• **Task brief**:
Track down each line below containing the string "this" and copy it.

*** Data excerpts Section Begins ***

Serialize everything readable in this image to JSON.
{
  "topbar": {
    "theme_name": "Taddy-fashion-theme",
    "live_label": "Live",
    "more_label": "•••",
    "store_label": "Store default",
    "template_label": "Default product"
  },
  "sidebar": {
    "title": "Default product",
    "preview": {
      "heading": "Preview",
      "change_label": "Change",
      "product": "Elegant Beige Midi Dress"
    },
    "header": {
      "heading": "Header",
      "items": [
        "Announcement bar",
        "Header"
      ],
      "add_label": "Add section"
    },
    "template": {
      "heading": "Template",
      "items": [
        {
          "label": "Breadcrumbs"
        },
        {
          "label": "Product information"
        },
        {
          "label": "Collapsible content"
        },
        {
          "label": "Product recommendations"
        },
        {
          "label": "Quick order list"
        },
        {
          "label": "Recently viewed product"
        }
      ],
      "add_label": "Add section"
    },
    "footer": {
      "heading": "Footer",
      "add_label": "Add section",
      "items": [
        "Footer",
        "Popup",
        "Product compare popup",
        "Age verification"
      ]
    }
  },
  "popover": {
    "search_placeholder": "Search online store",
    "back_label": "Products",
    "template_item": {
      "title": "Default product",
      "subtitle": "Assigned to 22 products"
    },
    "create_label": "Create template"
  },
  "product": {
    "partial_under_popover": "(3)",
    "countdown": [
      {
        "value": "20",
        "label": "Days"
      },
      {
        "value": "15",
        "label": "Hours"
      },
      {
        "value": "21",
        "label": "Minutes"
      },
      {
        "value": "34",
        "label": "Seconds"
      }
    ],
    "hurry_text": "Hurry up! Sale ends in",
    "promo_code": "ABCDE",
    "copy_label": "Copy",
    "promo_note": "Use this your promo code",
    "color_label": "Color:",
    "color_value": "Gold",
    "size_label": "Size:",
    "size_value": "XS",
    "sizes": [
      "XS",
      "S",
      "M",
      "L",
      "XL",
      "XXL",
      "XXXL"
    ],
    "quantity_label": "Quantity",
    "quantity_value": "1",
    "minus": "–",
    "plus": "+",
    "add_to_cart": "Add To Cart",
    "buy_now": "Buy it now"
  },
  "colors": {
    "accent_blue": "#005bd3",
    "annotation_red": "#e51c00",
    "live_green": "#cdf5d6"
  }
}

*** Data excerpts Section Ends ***

• **Result**:
Serialize everything readable in this image to JSON.
    "promo_note": "Use this your promo code",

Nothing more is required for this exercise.